Exercise: Top to bottom, give the entries again exactly as written.

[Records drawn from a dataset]
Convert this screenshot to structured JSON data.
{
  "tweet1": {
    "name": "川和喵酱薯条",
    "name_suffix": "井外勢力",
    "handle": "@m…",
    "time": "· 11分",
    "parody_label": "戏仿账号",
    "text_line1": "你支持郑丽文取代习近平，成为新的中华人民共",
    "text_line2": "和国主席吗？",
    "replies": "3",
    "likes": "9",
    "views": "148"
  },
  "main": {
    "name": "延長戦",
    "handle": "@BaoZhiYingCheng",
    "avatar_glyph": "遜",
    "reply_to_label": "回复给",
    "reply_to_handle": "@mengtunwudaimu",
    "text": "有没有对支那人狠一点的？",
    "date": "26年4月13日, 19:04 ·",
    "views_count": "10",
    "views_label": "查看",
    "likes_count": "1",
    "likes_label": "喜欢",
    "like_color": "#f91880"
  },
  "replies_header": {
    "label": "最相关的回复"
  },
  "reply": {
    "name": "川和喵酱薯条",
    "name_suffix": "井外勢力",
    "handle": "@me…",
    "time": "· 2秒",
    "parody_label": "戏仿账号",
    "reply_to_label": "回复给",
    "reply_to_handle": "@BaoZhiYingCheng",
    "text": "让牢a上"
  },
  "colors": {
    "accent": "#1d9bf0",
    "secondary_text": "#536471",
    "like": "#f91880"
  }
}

Your response:
Convert this screenshot to structured JSON data.
{
  "tweet1": {
    "name": "川和喵酱薯条",
    "name_suffix": "井外勢力",
    "handle": "@m…",
    "time": "· 11分",
    "parody_label": "戏仿账号",
    "text_line1": "你支持郑丽文取代习近平，成为新的中华人民共",
    "text_line2": "和国主席吗？",
    "replies": "3",
    "likes": "9",
    "views": "148"
  },
  "main": {
    "name": "延長戦",
    "handle": "@BaoZhiYingCheng",
    "avatar_glyph": "遜",
    "reply_to_label": "回复给",
    "reply_to_handle": "@mengtunwudaimu",
    "text": "有没有对支那人狠一点的？",
    "date": "26年4月13日, 19:04 ·",
    "views_count": "10",
    "views_label": "查看",
    "likes_count": "1",
    "likes_label": "喜欢",
    "like_color": "#f91880"
  },
  "replies_header": {
    "label": "最相关的回复"
  },
  "reply": {
    "name": "川和喵酱薯条",
    "name_suffix": "井外勢力",
    "handle": "@me…",
    "time": "· 2秒",
    "parody_label": "戏仿账号",
    "reply_to_label": "回复给",
    "reply_to_handle": "@BaoZhiYingCheng",
    "text": "让牢a上"
  },
  "colors": {
    "accent": "#1d9bf0",
    "secondary_text": "#536471",
    "like": "#f91880"
  }
}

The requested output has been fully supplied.